|Deputy Prime Minister Pham Binh Minh attends the US Security Council discussion on climate change and security at the invitation of Germany's Federal Foreign Minister Heiko Maas. (Photo: VNA)
Addressing a high-level online discussion on climate change and security of the UN Security Council on July 24, Minh dwelled on the profound impact of climate change on the livelihood, lives, food security and water resources of millions of people.
Vietnam is one of the countries seriously affected by climate change, especially sea level rise and saline intrusion in the Mekong Delta, therefore effective measures to cope with climate change are of strategic significance for the country’s sustainable development, stressed Minh.
According to the Vietnamese Deputy Prime Minister, strengthening international cooperation is a key factor behind sustainable peace and prosperity for all people worldwide. He called on the UN Security Council to address the root causes of conflict such as poverty, inequality, militarism and disregard for international law.
The Deputy Prime Minister suggested that the Security Council should supplement the analysis of the impact of climate change in assessing conflicts, in order to develop a comprehensive strategy for conflict and crisis management, with special attention given to supporting developing, underdeveloped, small islands as well as landlocked countries vulnerable to climate change.
“Climate change is a global challenge that requires global solutions through multilateral cooperation coordinated by the United Nations,” he emphasized.
Minh said climate change is one of the priority issues that Vietnam embarks on as it assumes the role as a non-permanent member of the Security Council in 2020-2021. Vietnam has been actively participating in joint efforts to help the Security Council come up with a strong, united political message on climate change.

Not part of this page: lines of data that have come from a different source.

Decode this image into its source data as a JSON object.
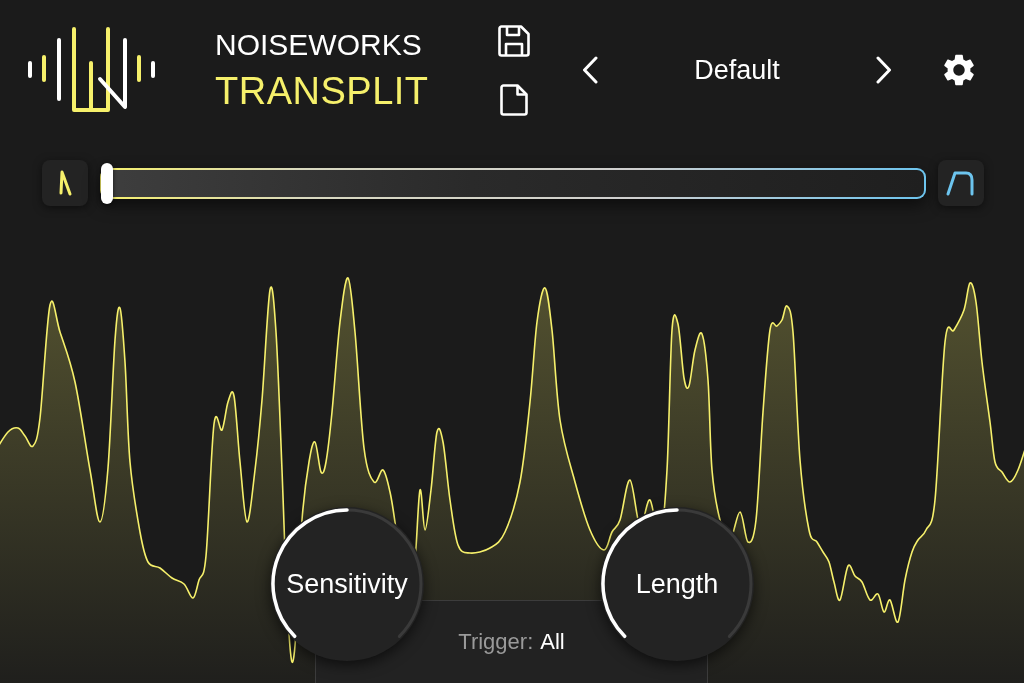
{
  "brand": {
    "company": "NOISEWORKS",
    "product": "TRANSPLIT"
  },
  "preset": {
    "name": "Default"
  },
  "filter_slider": {
    "level": 0
  },
  "knobs": [
    {
      "label": "Sensitivity",
      "level": 0.5
    },
    {
      "label": "Length",
      "level": 0.5
    }
  ],
  "trigger": {
    "label": "Trigger:",
    "value": "All"
  }
}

During discussions and negotiations, he said, Vietnam has called for strengthening international cooperation, capacity building and technical assistance for developing countries and countries heavily affected by climate change, while simultaneously meeting international commitments on climate change response, with a focus on addressing the root causes of conflict such as poverty and inequality.